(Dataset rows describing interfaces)

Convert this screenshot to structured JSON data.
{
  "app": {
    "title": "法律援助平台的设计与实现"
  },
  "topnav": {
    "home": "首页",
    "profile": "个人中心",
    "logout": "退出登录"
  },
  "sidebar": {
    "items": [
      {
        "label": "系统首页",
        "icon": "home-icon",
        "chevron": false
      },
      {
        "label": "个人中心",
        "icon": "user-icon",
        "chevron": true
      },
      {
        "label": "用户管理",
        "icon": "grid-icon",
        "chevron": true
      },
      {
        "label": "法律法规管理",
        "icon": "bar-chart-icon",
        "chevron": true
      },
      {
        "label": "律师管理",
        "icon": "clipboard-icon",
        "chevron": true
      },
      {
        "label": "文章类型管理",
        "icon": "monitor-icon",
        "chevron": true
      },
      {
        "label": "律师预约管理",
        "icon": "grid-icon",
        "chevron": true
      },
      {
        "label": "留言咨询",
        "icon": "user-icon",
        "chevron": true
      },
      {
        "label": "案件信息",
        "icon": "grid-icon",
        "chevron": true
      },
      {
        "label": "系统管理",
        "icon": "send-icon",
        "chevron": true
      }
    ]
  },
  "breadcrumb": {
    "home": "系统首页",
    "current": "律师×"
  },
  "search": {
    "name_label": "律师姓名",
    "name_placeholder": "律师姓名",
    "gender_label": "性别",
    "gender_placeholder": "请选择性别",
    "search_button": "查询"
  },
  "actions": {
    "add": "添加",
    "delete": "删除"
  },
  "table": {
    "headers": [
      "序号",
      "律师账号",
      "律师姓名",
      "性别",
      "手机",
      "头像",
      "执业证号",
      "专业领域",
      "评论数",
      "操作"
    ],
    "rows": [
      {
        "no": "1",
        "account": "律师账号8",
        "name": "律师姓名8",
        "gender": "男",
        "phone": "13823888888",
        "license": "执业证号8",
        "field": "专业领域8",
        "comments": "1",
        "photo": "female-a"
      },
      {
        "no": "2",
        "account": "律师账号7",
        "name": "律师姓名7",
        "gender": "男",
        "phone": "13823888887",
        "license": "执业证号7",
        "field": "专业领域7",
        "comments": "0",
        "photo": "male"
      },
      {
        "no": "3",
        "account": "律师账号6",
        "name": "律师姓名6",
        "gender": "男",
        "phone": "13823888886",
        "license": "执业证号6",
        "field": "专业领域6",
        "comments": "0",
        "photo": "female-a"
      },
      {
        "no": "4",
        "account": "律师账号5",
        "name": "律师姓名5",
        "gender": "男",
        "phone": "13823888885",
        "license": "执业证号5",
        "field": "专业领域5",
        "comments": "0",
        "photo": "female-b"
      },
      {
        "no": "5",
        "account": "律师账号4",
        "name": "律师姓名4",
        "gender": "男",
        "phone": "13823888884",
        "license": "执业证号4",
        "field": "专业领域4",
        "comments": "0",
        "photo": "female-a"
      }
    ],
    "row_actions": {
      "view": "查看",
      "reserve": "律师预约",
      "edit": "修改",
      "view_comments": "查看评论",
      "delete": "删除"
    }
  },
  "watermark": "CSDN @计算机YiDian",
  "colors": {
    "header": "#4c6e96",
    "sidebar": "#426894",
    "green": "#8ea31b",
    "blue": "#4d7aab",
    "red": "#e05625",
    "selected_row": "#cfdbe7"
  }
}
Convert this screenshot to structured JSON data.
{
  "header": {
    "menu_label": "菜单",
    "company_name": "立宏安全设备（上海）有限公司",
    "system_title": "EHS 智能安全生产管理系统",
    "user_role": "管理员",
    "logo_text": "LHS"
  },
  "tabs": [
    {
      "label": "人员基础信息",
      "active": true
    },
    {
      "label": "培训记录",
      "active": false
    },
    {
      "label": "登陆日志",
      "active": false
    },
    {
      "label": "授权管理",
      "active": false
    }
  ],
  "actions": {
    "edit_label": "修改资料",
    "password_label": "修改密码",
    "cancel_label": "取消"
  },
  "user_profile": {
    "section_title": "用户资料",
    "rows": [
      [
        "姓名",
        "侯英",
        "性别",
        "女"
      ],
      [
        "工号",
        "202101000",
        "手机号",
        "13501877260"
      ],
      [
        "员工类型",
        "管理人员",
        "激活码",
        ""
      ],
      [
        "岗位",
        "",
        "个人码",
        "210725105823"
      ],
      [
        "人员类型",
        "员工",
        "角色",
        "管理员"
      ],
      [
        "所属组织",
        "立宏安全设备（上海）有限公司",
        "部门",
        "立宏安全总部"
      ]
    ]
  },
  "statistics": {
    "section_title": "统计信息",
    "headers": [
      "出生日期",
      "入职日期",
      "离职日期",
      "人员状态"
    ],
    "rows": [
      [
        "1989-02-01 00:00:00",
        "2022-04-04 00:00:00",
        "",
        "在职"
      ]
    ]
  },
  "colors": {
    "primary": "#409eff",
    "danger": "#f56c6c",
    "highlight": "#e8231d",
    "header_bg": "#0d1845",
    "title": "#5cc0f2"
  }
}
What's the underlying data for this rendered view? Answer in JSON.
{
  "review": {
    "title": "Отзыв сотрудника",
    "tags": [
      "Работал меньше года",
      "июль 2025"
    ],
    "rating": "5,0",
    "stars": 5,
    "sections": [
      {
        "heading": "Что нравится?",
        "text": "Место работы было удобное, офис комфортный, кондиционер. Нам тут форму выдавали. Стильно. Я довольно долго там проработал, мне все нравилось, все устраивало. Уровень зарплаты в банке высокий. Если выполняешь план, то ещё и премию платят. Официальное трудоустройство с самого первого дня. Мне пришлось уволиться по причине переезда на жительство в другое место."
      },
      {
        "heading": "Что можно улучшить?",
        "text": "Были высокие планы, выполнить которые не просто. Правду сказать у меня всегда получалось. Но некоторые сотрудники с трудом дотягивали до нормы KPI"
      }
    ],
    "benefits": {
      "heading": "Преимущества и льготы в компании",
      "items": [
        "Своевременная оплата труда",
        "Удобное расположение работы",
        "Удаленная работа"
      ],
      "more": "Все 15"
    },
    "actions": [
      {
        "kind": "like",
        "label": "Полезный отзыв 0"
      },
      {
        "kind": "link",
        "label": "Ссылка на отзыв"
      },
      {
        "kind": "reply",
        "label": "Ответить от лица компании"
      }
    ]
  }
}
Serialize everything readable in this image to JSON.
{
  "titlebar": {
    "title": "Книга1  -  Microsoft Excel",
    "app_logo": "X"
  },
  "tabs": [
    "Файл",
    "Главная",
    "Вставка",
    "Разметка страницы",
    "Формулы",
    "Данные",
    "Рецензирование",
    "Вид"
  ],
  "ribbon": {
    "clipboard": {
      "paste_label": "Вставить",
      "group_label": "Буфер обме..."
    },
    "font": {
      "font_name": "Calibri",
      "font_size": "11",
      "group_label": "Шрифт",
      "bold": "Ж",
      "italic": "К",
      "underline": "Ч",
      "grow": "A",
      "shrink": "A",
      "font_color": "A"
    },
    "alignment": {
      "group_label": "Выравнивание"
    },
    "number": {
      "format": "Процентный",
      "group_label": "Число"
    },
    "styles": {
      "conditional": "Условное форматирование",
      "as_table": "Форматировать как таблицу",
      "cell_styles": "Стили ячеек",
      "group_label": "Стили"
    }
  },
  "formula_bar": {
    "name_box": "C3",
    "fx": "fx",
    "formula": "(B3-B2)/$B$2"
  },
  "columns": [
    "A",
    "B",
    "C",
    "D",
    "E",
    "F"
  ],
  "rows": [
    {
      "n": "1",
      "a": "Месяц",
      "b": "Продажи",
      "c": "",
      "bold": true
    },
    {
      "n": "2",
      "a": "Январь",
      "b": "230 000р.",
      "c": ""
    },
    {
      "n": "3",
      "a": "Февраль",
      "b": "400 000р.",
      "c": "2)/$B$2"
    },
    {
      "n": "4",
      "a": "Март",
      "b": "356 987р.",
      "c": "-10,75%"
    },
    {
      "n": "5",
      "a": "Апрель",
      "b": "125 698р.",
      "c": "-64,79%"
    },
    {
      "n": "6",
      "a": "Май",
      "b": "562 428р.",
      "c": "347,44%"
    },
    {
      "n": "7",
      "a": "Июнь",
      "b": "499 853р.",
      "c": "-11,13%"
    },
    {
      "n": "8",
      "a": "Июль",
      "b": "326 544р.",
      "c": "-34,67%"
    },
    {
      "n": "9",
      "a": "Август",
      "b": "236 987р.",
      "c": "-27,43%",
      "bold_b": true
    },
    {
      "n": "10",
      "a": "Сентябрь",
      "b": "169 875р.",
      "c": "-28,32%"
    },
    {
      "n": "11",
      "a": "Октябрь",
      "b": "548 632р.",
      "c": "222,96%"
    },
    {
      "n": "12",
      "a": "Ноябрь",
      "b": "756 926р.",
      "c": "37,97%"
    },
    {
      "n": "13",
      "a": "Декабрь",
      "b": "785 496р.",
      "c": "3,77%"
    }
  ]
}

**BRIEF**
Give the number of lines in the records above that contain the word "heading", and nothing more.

**SOLUTION TO THE PROBLEM**
3